RECORDS FOR THIS TASK: Begin

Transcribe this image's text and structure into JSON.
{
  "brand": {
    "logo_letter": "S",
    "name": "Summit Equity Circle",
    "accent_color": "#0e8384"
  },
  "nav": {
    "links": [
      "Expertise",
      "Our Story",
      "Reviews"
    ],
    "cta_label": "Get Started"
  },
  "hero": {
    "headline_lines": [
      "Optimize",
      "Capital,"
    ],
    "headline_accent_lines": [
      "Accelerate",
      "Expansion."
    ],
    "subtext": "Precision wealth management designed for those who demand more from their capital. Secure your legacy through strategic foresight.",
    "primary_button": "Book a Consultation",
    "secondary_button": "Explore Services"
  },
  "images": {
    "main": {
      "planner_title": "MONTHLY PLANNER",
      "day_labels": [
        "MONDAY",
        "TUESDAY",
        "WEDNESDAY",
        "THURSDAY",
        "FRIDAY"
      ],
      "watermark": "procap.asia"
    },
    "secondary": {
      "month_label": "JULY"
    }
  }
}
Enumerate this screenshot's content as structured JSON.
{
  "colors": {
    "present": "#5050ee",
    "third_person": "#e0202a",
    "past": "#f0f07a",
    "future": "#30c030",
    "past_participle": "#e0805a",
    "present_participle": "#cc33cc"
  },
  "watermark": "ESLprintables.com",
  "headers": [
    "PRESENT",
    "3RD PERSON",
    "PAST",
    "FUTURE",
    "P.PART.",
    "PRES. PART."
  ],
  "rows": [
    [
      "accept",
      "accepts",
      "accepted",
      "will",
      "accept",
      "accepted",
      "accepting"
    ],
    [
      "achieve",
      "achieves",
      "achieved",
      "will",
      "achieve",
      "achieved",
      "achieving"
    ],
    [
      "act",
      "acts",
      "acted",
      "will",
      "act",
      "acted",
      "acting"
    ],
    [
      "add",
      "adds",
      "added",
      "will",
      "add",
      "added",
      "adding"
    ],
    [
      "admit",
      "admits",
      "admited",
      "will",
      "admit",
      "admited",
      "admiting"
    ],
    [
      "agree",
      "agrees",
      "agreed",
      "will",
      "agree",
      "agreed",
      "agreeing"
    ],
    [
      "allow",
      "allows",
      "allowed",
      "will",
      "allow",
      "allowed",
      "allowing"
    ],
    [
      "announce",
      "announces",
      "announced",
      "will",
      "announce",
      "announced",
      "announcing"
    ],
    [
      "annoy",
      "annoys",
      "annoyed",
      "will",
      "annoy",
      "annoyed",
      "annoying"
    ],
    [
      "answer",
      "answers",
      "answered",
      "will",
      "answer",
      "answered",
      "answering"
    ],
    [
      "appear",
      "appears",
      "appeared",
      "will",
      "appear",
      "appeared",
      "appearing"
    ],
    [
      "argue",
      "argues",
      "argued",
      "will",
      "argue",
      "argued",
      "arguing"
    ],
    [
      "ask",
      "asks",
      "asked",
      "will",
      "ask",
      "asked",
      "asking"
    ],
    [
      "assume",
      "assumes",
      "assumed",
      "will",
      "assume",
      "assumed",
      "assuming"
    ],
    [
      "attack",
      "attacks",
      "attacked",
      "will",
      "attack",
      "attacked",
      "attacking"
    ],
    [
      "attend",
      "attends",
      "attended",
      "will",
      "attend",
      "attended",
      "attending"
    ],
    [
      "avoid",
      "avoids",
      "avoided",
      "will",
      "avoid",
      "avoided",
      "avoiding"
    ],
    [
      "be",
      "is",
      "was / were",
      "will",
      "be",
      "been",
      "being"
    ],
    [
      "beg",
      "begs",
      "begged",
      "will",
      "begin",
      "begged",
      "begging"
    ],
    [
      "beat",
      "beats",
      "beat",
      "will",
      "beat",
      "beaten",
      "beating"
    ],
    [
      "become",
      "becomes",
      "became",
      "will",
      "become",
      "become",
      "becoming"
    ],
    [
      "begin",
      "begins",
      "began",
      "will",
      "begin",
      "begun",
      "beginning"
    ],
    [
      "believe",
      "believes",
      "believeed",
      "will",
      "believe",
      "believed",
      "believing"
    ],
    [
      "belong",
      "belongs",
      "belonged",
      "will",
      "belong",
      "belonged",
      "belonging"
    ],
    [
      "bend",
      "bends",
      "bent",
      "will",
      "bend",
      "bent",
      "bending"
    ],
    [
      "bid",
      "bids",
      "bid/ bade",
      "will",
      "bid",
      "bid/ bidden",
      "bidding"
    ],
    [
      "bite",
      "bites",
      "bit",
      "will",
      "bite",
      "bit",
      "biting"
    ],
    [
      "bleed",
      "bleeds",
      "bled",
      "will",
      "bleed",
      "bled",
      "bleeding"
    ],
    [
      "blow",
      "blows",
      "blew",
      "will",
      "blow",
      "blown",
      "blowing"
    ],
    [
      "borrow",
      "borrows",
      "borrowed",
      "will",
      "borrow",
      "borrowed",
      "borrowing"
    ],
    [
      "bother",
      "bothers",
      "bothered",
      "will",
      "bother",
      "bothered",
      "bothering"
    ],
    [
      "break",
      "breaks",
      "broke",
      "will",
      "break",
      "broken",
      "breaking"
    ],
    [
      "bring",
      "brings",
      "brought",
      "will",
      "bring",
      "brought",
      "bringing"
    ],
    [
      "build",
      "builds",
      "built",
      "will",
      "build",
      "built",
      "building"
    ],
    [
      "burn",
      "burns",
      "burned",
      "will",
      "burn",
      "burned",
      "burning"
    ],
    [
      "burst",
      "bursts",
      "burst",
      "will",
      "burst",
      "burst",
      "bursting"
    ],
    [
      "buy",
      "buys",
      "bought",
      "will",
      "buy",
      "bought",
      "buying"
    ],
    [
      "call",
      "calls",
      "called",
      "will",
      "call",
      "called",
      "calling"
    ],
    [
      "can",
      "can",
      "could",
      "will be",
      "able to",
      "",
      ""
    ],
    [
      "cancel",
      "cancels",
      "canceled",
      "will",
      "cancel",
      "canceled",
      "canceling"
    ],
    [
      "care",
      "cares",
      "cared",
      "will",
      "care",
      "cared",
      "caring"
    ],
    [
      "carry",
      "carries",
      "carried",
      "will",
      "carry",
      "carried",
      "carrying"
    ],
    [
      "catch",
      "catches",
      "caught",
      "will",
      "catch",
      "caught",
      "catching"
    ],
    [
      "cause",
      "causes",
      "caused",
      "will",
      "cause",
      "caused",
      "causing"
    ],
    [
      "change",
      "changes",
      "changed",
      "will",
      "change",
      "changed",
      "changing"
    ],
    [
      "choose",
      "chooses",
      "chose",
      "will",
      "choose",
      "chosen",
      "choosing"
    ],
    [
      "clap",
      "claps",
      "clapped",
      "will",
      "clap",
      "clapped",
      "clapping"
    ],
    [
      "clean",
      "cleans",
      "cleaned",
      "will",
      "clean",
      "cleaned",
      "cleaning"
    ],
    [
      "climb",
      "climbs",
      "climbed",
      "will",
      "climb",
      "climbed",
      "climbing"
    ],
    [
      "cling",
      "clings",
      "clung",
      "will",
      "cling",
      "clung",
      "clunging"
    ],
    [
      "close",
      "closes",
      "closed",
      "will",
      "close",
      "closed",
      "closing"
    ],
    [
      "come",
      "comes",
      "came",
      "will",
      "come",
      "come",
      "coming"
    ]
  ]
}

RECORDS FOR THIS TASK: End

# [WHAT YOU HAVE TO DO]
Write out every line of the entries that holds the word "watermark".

# [TASK OUTPUT]
      "watermark": "procap.asia"
  "watermark": "ESLprintables.com",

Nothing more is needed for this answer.